### INPUT DATA ###
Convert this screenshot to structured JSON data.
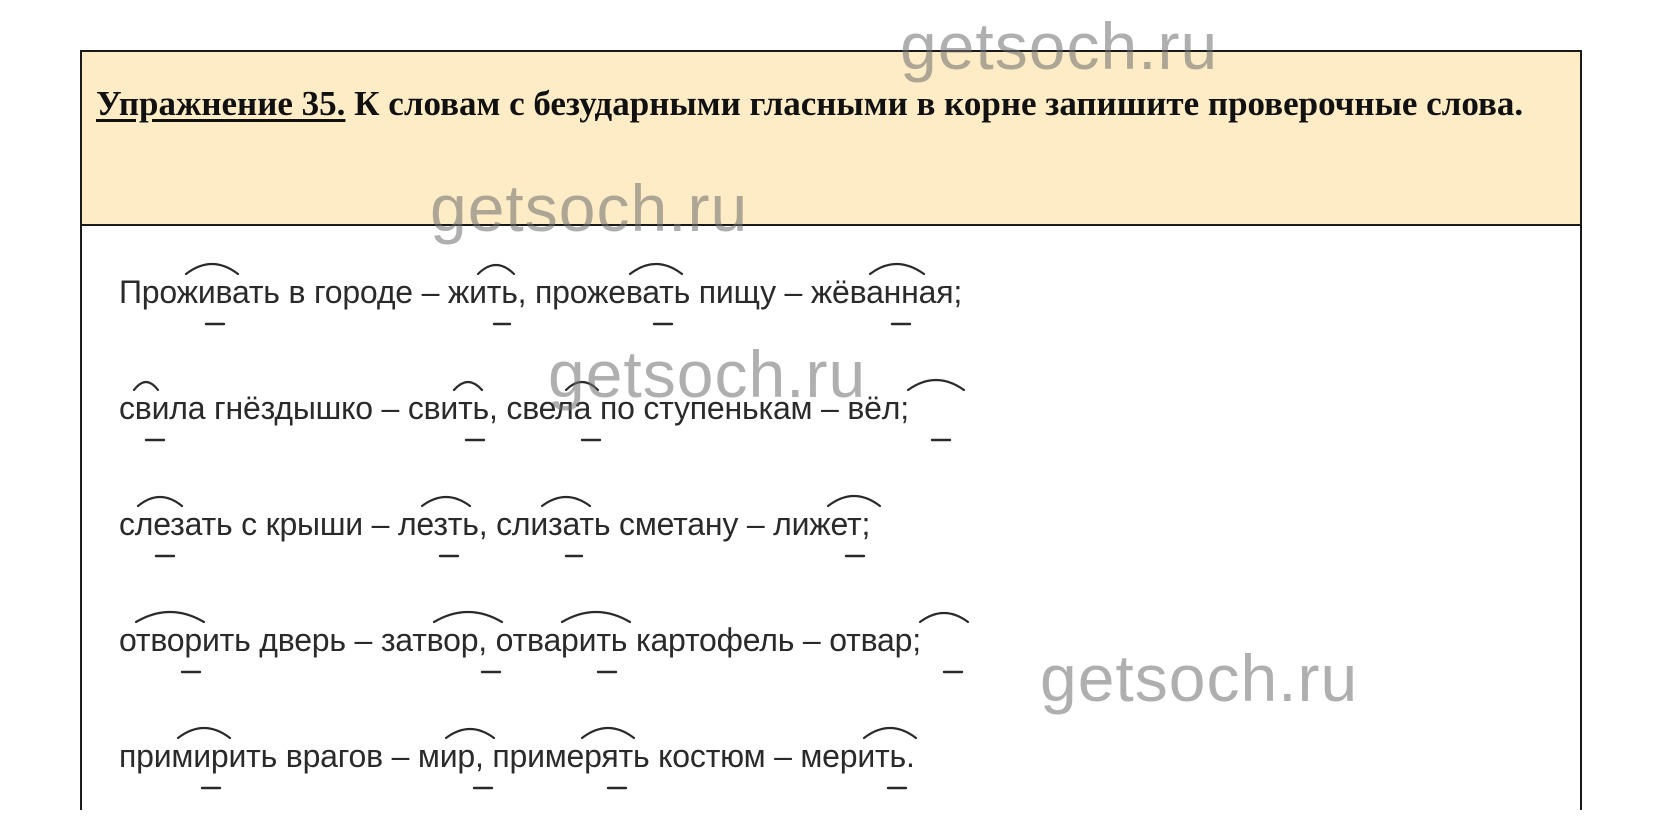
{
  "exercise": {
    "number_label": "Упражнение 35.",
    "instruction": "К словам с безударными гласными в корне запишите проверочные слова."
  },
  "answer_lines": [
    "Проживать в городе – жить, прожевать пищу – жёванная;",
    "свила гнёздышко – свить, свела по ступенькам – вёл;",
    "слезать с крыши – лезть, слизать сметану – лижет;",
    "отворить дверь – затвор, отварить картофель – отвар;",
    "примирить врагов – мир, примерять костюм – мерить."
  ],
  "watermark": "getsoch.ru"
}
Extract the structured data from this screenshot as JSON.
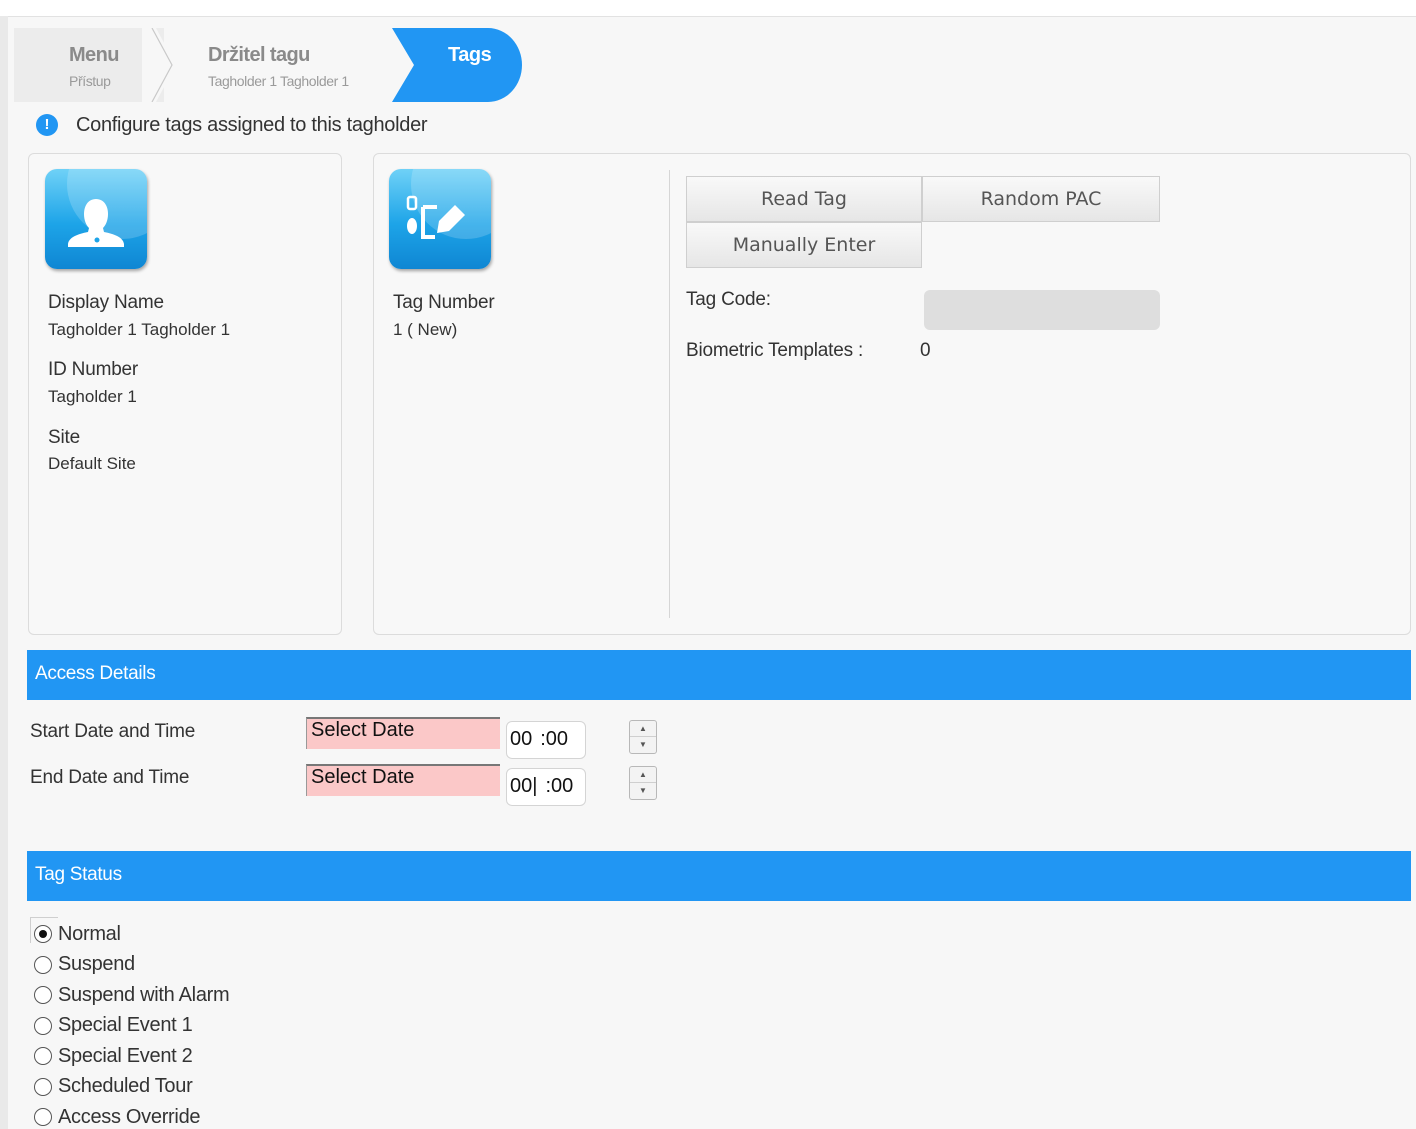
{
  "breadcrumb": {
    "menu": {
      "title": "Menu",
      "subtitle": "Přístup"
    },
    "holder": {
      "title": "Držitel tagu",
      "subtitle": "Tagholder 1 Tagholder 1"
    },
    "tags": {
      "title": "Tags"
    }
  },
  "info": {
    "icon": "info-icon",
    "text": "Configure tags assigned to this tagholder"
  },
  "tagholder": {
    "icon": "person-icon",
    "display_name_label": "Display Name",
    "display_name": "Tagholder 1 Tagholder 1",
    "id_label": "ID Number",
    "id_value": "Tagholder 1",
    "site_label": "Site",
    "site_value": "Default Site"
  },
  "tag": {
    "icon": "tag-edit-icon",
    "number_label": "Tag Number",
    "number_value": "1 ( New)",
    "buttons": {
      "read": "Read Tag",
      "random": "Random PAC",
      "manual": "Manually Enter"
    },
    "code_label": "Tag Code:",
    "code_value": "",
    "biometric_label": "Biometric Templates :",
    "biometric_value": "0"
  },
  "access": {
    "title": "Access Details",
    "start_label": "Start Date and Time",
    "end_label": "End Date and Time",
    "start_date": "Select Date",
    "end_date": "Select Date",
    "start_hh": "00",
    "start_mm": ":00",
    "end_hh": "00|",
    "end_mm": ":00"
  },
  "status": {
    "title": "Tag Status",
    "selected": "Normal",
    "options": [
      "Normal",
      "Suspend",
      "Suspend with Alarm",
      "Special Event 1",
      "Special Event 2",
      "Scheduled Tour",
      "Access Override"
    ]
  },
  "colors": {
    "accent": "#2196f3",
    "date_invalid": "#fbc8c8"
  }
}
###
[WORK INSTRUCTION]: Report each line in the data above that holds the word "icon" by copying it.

[WRITTEN ANSWER]:
    "icon": "info-icon",
    "icon": "person-icon",
    "icon": "tag-edit-icon",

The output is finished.